Required action: Find the lines in the records below that contain "icon", and report each of them.

↓

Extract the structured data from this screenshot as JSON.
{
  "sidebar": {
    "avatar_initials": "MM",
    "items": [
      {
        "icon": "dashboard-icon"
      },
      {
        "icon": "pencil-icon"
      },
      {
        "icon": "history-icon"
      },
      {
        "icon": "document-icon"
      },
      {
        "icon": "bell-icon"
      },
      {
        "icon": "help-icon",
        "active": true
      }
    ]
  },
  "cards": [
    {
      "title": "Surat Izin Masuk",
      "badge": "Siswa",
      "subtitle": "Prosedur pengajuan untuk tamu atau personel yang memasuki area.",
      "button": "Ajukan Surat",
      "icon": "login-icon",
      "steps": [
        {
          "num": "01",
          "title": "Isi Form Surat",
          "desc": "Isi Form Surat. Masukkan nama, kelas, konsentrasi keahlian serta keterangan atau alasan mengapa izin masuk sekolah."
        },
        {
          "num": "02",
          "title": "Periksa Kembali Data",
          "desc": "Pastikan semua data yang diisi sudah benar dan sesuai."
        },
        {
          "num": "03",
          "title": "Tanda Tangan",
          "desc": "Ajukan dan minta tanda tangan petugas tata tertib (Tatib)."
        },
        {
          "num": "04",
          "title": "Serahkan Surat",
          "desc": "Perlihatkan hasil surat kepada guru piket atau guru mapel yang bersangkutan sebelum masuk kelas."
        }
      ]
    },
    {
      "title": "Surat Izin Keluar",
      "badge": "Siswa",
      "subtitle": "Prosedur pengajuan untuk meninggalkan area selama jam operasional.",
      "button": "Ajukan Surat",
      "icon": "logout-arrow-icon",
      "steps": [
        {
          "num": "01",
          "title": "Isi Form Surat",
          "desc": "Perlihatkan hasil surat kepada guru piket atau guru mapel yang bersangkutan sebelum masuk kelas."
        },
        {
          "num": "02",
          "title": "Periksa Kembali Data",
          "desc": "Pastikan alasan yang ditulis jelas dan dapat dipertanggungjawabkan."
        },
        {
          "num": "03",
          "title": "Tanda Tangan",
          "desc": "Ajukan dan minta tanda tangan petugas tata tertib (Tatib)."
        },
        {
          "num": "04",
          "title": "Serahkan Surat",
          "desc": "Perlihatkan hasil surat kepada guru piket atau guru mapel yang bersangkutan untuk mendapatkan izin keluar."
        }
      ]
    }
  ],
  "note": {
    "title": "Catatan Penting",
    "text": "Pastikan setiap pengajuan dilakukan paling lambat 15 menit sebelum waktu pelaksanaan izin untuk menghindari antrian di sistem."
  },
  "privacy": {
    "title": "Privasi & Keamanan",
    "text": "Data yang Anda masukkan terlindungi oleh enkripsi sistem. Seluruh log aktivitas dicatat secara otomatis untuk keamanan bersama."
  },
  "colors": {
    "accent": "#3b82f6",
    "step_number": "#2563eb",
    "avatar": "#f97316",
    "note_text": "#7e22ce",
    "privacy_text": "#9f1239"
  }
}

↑

Answer to this problem:
        "icon": "dashboard-icon"
        "icon": "pencil-icon"
        "icon": "history-icon"
        "icon": "document-icon"
        "icon": "bell-icon"
        "icon": "help-icon",
      "icon": "login-icon",
      "icon": "logout-arrow-icon",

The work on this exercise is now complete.